The problem:
For each line of the data that includes the word "brand", copy the line.

Web page and app entries:
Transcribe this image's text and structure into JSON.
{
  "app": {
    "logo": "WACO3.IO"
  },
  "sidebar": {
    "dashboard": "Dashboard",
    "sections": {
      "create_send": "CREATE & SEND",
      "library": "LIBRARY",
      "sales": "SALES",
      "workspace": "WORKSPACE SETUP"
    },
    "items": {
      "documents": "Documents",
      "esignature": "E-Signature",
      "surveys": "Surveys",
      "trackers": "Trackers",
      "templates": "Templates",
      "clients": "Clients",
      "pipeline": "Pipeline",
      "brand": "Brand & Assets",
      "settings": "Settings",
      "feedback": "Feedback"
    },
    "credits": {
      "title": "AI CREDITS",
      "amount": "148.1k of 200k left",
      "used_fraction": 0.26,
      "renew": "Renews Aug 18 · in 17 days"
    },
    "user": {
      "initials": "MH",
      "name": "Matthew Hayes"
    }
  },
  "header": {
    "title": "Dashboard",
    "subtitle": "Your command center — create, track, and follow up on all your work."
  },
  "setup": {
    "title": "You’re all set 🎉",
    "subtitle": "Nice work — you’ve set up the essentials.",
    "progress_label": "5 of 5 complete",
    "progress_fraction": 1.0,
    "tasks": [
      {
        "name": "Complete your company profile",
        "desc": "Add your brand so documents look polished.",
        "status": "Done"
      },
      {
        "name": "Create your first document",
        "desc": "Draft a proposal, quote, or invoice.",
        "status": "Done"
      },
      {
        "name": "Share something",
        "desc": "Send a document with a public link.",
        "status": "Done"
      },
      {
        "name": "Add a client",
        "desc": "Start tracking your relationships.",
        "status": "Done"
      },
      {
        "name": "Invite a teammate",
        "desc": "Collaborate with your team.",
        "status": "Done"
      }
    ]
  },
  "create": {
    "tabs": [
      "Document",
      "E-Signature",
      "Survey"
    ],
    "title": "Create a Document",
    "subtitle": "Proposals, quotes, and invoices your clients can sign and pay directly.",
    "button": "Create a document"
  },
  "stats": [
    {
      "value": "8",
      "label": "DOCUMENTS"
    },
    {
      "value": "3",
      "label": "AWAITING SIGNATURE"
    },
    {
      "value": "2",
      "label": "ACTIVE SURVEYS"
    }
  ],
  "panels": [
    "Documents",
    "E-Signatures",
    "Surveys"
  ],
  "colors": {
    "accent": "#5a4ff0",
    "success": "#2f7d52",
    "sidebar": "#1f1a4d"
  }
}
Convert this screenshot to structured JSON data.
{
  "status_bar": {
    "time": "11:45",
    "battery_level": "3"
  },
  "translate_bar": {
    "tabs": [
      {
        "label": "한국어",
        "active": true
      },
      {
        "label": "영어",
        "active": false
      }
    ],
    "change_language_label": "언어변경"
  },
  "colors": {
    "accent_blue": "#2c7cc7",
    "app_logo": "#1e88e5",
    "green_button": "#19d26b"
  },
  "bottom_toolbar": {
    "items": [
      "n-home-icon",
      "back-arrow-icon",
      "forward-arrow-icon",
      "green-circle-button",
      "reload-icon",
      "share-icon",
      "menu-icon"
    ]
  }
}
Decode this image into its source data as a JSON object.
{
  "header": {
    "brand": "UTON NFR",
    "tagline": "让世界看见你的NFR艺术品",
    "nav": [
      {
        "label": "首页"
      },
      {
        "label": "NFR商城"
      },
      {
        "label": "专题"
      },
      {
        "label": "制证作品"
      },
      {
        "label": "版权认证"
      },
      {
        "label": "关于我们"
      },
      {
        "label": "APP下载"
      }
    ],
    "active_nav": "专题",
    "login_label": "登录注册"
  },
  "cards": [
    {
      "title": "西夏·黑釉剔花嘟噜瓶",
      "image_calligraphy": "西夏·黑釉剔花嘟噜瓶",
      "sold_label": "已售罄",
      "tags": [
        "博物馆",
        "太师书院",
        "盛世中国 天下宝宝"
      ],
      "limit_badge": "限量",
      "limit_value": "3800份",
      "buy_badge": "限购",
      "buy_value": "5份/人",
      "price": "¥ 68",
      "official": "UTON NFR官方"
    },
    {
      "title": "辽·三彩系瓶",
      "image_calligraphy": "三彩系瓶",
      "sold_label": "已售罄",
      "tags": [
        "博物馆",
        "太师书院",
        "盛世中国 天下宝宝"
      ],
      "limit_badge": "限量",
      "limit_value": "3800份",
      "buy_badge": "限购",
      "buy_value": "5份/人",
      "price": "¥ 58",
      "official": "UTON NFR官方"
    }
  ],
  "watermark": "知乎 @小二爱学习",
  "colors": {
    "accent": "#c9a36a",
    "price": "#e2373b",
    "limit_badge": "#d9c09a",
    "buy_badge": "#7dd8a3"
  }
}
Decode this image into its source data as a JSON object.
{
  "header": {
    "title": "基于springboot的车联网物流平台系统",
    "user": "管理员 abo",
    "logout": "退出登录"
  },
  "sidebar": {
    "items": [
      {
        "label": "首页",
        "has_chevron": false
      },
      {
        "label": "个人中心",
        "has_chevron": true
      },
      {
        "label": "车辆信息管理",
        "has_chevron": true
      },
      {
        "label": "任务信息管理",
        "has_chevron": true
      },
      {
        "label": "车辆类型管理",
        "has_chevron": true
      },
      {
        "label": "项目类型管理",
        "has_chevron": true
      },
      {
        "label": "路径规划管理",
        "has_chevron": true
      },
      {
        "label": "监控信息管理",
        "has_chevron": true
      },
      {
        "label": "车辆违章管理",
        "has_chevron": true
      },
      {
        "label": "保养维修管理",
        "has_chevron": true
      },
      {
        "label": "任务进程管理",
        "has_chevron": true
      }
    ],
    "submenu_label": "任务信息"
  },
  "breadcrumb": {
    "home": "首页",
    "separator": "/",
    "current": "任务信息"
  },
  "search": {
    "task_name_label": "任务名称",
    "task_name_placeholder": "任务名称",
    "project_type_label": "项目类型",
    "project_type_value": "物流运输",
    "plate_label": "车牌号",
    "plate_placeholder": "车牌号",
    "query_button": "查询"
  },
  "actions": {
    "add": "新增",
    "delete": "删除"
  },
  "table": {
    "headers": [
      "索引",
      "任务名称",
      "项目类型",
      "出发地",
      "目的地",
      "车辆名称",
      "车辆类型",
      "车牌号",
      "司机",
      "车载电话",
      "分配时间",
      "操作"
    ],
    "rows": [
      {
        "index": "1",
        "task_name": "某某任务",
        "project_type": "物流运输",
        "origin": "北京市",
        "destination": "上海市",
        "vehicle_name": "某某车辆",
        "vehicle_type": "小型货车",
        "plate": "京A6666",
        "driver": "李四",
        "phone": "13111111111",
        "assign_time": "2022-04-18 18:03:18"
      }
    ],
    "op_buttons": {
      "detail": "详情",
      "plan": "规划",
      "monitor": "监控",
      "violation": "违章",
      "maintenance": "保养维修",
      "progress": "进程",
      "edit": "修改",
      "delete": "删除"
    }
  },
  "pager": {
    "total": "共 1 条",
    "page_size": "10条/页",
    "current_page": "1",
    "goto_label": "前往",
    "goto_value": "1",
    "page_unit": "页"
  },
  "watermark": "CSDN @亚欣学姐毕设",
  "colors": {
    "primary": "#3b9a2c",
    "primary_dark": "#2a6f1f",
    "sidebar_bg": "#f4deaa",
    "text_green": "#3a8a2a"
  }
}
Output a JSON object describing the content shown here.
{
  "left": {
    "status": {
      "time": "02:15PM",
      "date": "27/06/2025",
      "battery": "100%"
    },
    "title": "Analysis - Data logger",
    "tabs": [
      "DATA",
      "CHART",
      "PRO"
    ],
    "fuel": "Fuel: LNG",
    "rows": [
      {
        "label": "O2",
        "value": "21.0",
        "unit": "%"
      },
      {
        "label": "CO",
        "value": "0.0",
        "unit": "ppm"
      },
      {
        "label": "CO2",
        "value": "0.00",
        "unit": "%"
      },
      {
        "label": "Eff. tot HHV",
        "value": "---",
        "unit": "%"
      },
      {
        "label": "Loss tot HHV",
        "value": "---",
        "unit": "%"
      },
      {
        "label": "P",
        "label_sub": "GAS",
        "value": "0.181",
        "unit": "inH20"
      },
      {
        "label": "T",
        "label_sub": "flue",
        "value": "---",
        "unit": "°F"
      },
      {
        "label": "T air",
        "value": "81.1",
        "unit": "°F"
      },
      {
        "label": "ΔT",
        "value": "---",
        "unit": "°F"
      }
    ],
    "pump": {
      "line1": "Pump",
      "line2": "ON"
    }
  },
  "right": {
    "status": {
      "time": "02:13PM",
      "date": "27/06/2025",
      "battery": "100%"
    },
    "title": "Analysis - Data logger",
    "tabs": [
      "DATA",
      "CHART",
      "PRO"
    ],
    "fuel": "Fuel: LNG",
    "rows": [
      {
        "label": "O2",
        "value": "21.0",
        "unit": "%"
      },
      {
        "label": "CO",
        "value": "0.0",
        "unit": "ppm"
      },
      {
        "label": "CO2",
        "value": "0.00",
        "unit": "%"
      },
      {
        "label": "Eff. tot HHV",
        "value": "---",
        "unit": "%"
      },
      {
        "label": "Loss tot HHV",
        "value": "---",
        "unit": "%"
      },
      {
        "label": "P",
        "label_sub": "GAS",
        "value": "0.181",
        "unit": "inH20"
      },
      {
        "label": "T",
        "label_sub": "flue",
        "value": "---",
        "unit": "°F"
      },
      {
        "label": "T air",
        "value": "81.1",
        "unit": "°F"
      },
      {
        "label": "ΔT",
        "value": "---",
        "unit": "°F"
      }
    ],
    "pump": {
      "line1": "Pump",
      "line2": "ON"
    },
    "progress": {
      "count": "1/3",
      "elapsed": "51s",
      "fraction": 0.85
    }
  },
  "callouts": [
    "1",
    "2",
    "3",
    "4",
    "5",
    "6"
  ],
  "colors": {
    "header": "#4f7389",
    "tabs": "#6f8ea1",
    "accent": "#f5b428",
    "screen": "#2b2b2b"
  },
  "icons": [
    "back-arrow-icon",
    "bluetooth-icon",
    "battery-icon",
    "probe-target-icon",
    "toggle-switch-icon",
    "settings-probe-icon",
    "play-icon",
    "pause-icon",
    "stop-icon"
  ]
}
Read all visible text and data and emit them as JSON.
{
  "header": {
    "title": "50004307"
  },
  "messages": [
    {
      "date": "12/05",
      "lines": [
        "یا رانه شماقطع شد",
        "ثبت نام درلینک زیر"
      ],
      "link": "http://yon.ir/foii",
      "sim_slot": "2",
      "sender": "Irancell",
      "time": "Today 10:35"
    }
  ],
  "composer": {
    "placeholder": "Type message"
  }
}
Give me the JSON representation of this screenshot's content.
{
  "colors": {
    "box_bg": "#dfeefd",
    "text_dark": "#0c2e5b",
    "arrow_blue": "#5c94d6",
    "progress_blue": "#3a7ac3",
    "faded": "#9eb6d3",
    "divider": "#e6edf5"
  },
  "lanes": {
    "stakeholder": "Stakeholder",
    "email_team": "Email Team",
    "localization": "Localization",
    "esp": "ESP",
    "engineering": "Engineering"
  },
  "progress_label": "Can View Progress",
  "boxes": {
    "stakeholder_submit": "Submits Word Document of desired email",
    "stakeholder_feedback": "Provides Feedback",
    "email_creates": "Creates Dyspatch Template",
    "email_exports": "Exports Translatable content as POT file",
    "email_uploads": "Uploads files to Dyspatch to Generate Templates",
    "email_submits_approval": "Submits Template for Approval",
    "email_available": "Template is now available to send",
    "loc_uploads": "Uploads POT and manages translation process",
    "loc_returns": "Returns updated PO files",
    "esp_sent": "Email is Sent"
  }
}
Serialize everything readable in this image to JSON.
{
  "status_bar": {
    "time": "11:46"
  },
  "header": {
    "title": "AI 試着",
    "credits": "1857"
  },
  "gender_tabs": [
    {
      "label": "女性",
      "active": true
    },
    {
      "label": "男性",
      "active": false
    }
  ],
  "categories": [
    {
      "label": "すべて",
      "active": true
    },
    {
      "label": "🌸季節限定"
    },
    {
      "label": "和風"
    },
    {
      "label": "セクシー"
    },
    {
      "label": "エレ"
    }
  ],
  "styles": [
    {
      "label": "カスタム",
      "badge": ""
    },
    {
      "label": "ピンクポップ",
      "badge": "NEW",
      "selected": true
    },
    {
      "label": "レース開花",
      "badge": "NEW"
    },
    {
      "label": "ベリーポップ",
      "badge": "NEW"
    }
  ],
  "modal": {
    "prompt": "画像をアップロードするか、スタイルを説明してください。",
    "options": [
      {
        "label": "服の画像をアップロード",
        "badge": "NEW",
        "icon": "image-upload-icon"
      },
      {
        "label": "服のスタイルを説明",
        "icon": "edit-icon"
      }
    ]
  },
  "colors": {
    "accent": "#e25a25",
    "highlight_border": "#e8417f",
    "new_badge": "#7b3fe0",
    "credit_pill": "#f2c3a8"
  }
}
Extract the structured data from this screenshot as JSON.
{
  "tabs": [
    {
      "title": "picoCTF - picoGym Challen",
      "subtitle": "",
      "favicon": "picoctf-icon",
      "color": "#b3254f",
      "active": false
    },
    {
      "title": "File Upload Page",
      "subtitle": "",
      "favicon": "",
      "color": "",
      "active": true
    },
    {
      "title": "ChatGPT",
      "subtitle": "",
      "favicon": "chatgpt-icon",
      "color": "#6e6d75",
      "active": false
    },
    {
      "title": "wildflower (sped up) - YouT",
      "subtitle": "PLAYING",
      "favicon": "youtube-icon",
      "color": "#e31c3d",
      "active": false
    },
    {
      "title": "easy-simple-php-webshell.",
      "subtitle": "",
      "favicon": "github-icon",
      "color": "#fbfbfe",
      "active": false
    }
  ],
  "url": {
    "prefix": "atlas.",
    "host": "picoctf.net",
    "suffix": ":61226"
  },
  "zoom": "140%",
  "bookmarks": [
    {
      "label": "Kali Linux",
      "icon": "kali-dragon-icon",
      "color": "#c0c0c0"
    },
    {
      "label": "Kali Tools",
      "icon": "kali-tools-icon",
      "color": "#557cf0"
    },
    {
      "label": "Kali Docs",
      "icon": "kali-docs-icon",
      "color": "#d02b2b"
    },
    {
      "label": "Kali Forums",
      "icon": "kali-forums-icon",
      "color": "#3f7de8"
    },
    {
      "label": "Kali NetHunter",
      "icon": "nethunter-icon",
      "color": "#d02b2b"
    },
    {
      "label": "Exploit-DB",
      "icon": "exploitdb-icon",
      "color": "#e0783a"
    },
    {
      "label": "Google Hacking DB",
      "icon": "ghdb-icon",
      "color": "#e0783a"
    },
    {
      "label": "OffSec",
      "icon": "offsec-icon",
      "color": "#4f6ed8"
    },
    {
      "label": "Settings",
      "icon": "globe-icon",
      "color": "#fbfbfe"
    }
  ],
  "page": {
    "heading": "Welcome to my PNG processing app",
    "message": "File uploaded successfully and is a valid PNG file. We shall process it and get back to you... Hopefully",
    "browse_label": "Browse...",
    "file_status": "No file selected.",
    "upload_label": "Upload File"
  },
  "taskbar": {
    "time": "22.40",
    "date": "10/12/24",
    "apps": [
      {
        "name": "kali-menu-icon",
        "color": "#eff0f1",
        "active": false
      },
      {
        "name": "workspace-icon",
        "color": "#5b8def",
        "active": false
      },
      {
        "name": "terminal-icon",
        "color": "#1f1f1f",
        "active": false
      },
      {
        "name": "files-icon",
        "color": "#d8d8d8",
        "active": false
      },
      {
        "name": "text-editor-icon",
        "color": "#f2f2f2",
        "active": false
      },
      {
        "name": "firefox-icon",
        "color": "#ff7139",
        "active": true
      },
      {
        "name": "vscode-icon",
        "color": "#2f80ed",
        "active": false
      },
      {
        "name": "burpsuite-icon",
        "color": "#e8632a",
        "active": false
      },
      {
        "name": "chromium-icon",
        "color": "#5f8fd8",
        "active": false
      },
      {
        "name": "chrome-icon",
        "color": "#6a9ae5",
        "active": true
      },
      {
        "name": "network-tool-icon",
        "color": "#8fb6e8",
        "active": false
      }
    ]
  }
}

Response to the task:
      "brand": "Brand & Assets",
        "desc": "Add your brand so documents look polished.",
    "brand": "UTON NFR",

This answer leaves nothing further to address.